◆ Task directions ◆
When you set down the entries, keep every word exactly as it is but drop the pictures.

Component data from apps and pages:

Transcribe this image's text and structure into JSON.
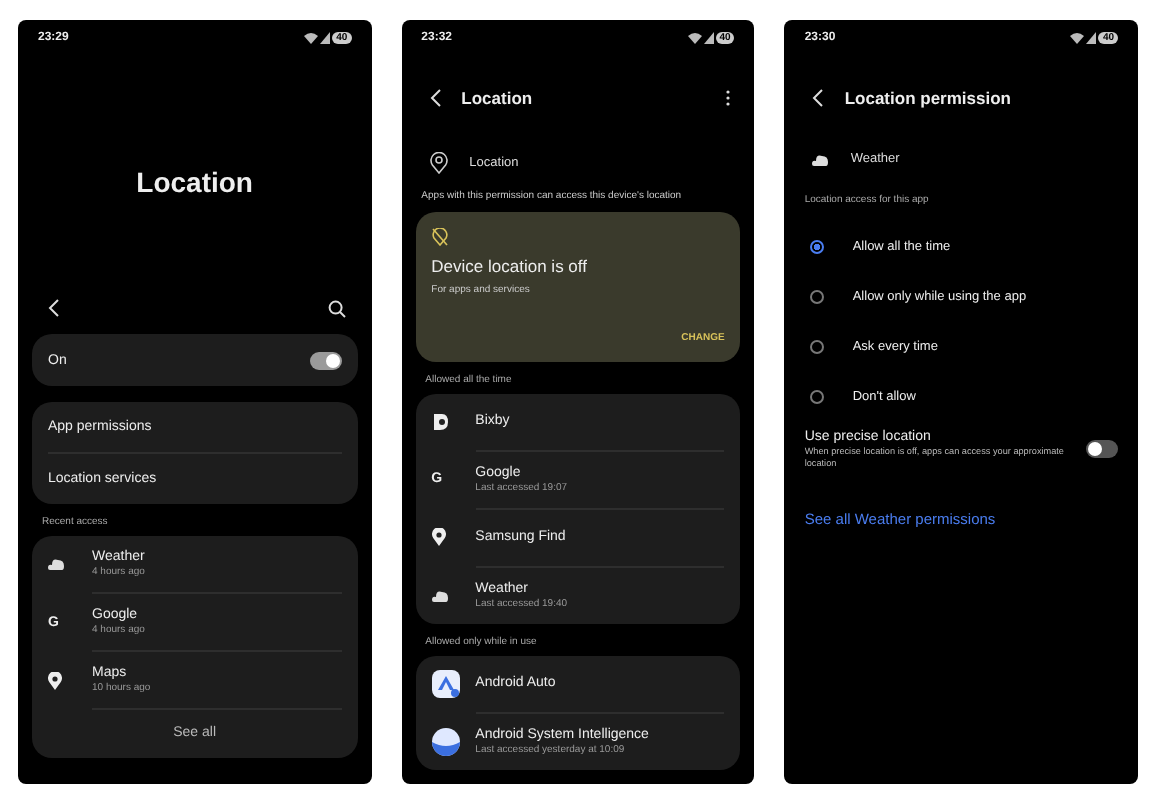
{
  "location_screen": {
    "status_time": "23:29",
    "battery": "40",
    "title": "Location",
    "master_switch": {
      "label": "On",
      "on": true
    },
    "menu_items": [
      "App permissions",
      "Location services"
    ],
    "recent_heading": "Recent access",
    "recent": [
      {
        "kind": "cloud",
        "name": "Weather",
        "detail": "4 hours ago"
      },
      {
        "kind": "letter",
        "glyph": "G",
        "name": "Google",
        "detail": "4 hours ago"
      },
      {
        "kind": "pin",
        "name": "Maps",
        "detail": "10 hours ago"
      }
    ],
    "see_all": "See all"
  },
  "permission_screen": {
    "status_time": "23:32",
    "battery": "40",
    "title": "Location",
    "permission_label": "Location",
    "description": "Apps with this permission can access this device's location",
    "notice": {
      "title": "Device location is off",
      "text": "For apps and services",
      "action": "CHANGE"
    },
    "groups": [
      {
        "heading": "Allowed all the time",
        "apps": [
          {
            "kind": "bixby",
            "name": "Bixby"
          },
          {
            "kind": "letter",
            "glyph": "G",
            "name": "Google",
            "detail": "Last accessed 19:07"
          },
          {
            "kind": "pin",
            "name": "Samsung Find"
          },
          {
            "kind": "cloud",
            "name": "Weather",
            "detail": "Last accessed 19:40"
          }
        ]
      },
      {
        "heading": "Allowed only while in use",
        "apps": [
          {
            "kind": "auto",
            "name": "Android Auto"
          },
          {
            "kind": "sphere",
            "name": "Android System Intelligence",
            "detail": "Last accessed yesterday at 10:09"
          }
        ]
      }
    ]
  },
  "app_screen": {
    "status_time": "23:30",
    "battery": "40",
    "title": "Location permission",
    "app_name": "Weather",
    "access_heading": "Location access for this app",
    "options": [
      {
        "label": "Allow all the time",
        "selected": true
      },
      {
        "label": "Allow only while using the app",
        "selected": false
      },
      {
        "label": "Ask every time",
        "selected": false
      },
      {
        "label": "Don't allow",
        "selected": false
      }
    ],
    "precise": {
      "label": "Use precise location",
      "description": "When precise location is off, apps can access your approximate location",
      "on": false
    },
    "link": "See all Weather permissions"
  }
}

◆ Written solution ◆
Transcribe this image's text and structure into JSON.
{
  "location_screen": {
    "status_time": "23:29",
    "battery": "40",
    "title": "Location",
    "master_switch": {
      "label": "On",
      "on": true
    },
    "menu_items": [
      "App permissions",
      "Location services"
    ],
    "recent_heading": "Recent access",
    "recent": [
      {
        "kind": "cloud",
        "name": "Weather",
        "detail": "4 hours ago"
      },
      {
        "kind": "letter",
        "glyph": "G",
        "name": "Google",
        "detail": "4 hours ago"
      },
      {
        "kind": "pin",
        "name": "Maps",
        "detail": "10 hours ago"
      }
    ],
    "see_all": "See all"
  },
  "permission_screen": {
    "status_time": "23:32",
    "battery": "40",
    "title": "Location",
    "permission_label": "Location",
    "description": "Apps with this permission can access this device's location",
    "notice": {
      "title": "Device location is off",
      "text": "For apps and services",
      "action": "CHANGE"
    },
    "groups": [
      {
        "heading": "Allowed all the time",
        "apps": [
          {
            "kind": "bixby",
            "name": "Bixby"
          },
          {
            "kind": "letter",
            "glyph": "G",
            "name": "Google",
            "detail": "Last accessed 19:07"
          },
          {
            "kind": "pin",
            "name": "Samsung Find"
          },
          {
            "kind": "cloud",
            "name": "Weather",
            "detail": "Last accessed 19:40"
          }
        ]
      },
      {
        "heading": "Allowed only while in use",
        "apps": [
          {
            "kind": "auto",
            "name": "Android Auto"
          },
          {
            "kind": "sphere",
            "name": "Android System Intelligence",
            "detail": "Last accessed yesterday at 10:09"
          }
        ]
      }
    ]
  },
  "app_screen": {
    "status_time": "23:30",
    "battery": "40",
    "title": "Location permission",
    "app_name": "Weather",
    "access_heading": "Location access for this app",
    "options": [
      {
        "label": "Allow all the time",
        "selected": true
      },
      {
        "label": "Allow only while using the app",
        "selected": false
      },
      {
        "label": "Ask every time",
        "selected": false
      },
      {
        "label": "Don't allow",
        "selected": false
      }
    ],
    "precise": {
      "label": "Use precise location",
      "description": "When precise location is off, apps can access your approximate location",
      "on": false
    },
    "link": "See all Weather permissions"
  }
}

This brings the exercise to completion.